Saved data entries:
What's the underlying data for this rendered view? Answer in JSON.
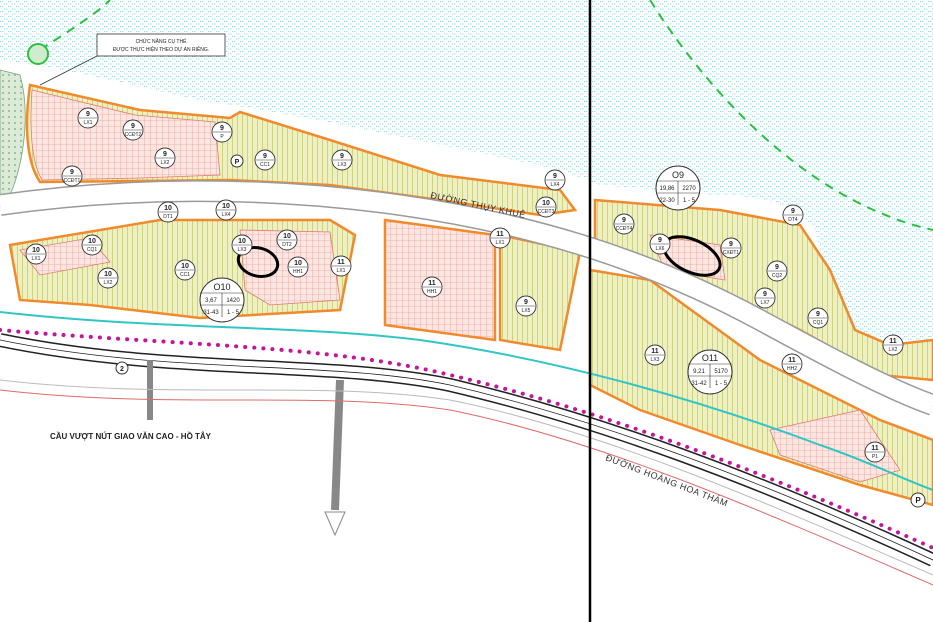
{
  "note": {
    "line1": "CHỨC NĂNG CỤ THỂ",
    "line2": "ĐƯỢC THỰC HIỆN THEO DỰ ÁN RIÊNG."
  },
  "labels": {
    "bridge": "CẦU VƯỢT NÚT GIAO VĂN CAO - HỒ TÂY"
  },
  "roads": {
    "thuy_khue": "ĐƯỜNG THỤY KHUÊ",
    "hoang_hoa_tham": "ĐƯỜNG HOÀNG HOA THÁM"
  },
  "route_marker": "2",
  "parking_symbol": "P",
  "blocks": {
    "O10": {
      "name": "O10",
      "area": "3,67",
      "pop": "1420",
      "height": "31-43",
      "floors": "1 - 5"
    },
    "O11": {
      "name": "O11",
      "area": "9,21",
      "pop": "5170",
      "height": "31-42",
      "floors": "1 - 5"
    },
    "O9": {
      "name": "O9",
      "area": "19,86",
      "pop": "2270",
      "height": "22-30",
      "floors": "1 - 5"
    }
  },
  "parcels": [
    {
      "n": "9",
      "c": "LX1"
    },
    {
      "n": "9",
      "c": "CCĐT2"
    },
    {
      "n": "9",
      "c": "LX2"
    },
    {
      "n": "9",
      "c": "CCĐT1"
    },
    {
      "n": "9",
      "c": "P"
    },
    {
      "n": "9",
      "c": "CC1"
    },
    {
      "n": "9",
      "c": "LX3"
    },
    {
      "n": "9",
      "c": "LX4"
    },
    {
      "n": "10",
      "c": "CCĐT3"
    },
    {
      "n": "10",
      "c": "DT1"
    },
    {
      "n": "10",
      "c": "LX4"
    },
    {
      "n": "10",
      "c": "LX1"
    },
    {
      "n": "10",
      "c": "CQ1"
    },
    {
      "n": "10",
      "c": "LX2"
    },
    {
      "n": "10",
      "c": "CC1"
    },
    {
      "n": "10",
      "c": "LX3"
    },
    {
      "n": "10",
      "c": "DT2"
    },
    {
      "n": "10",
      "c": "HH1"
    },
    {
      "n": "11",
      "c": "LX1"
    },
    {
      "n": "11",
      "c": "HH1"
    },
    {
      "n": "11",
      "c": "LX1"
    },
    {
      "n": "9",
      "c": "LX5"
    },
    {
      "n": "9",
      "c": "CCĐT4"
    },
    {
      "n": "9",
      "c": "LX6"
    },
    {
      "n": "9",
      "c": "CXĐT1"
    },
    {
      "n": "9",
      "c": "DT4"
    },
    {
      "n": "9",
      "c": "CQ2"
    },
    {
      "n": "9",
      "c": "LX7"
    },
    {
      "n": "9",
      "c": "CQ1"
    },
    {
      "n": "11",
      "c": "LX2"
    },
    {
      "n": "11",
      "c": "LX3"
    },
    {
      "n": "11",
      "c": "HH2"
    },
    {
      "n": "11",
      "c": "P1"
    }
  ]
}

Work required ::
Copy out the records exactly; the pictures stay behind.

Your response ::
What's the underlying data for this rendered view? Answer in JSON.
{
  "note": {
    "line1": "CHỨC NĂNG CỤ THỂ",
    "line2": "ĐƯỢC THỰC HIỆN THEO DỰ ÁN RIÊNG."
  },
  "labels": {
    "bridge": "CẦU VƯỢT NÚT GIAO VĂN CAO - HỒ TÂY"
  },
  "roads": {
    "thuy_khue": "ĐƯỜNG THỤY KHUÊ",
    "hoang_hoa_tham": "ĐƯỜNG HOÀNG HOA THÁM"
  },
  "route_marker": "2",
  "parking_symbol": "P",
  "blocks": {
    "O10": {
      "name": "O10",
      "area": "3,67",
      "pop": "1420",
      "height": "31-43",
      "floors": "1 - 5"
    },
    "O11": {
      "name": "O11",
      "area": "9,21",
      "pop": "5170",
      "height": "31-42",
      "floors": "1 - 5"
    },
    "O9": {
      "name": "O9",
      "area": "19,86",
      "pop": "2270",
      "height": "22-30",
      "floors": "1 - 5"
    }
  },
  "parcels": [
    {
      "n": "9",
      "c": "LX1"
    },
    {
      "n": "9",
      "c": "CCĐT2"
    },
    {
      "n": "9",
      "c": "LX2"
    },
    {
      "n": "9",
      "c": "CCĐT1"
    },
    {
      "n": "9",
      "c": "P"
    },
    {
      "n": "9",
      "c": "CC1"
    },
    {
      "n": "9",
      "c": "LX3"
    },
    {
      "n": "9",
      "c": "LX4"
    },
    {
      "n": "10",
      "c": "CCĐT3"
    },
    {
      "n": "10",
      "c": "DT1"
    },
    {
      "n": "10",
      "c": "LX4"
    },
    {
      "n": "10",
      "c": "LX1"
    },
    {
      "n": "10",
      "c": "CQ1"
    },
    {
      "n": "10",
      "c": "LX2"
    },
    {
      "n": "10",
      "c": "CC1"
    },
    {
      "n": "10",
      "c": "LX3"
    },
    {
      "n": "10",
      "c": "DT2"
    },
    {
      "n": "10",
      "c": "HH1"
    },
    {
      "n": "11",
      "c": "LX1"
    },
    {
      "n": "11",
      "c": "HH1"
    },
    {
      "n": "11",
      "c": "LX1"
    },
    {
      "n": "9",
      "c": "LX5"
    },
    {
      "n": "9",
      "c": "CCĐT4"
    },
    {
      "n": "9",
      "c": "LX6"
    },
    {
      "n": "9",
      "c": "CXĐT1"
    },
    {
      "n": "9",
      "c": "DT4"
    },
    {
      "n": "9",
      "c": "CQ2"
    },
    {
      "n": "9",
      "c": "LX7"
    },
    {
      "n": "9",
      "c": "CQ1"
    },
    {
      "n": "11",
      "c": "LX2"
    },
    {
      "n": "11",
      "c": "LX3"
    },
    {
      "n": "11",
      "c": "HH2"
    },
    {
      "n": "11",
      "c": "P1"
    }
  ]
}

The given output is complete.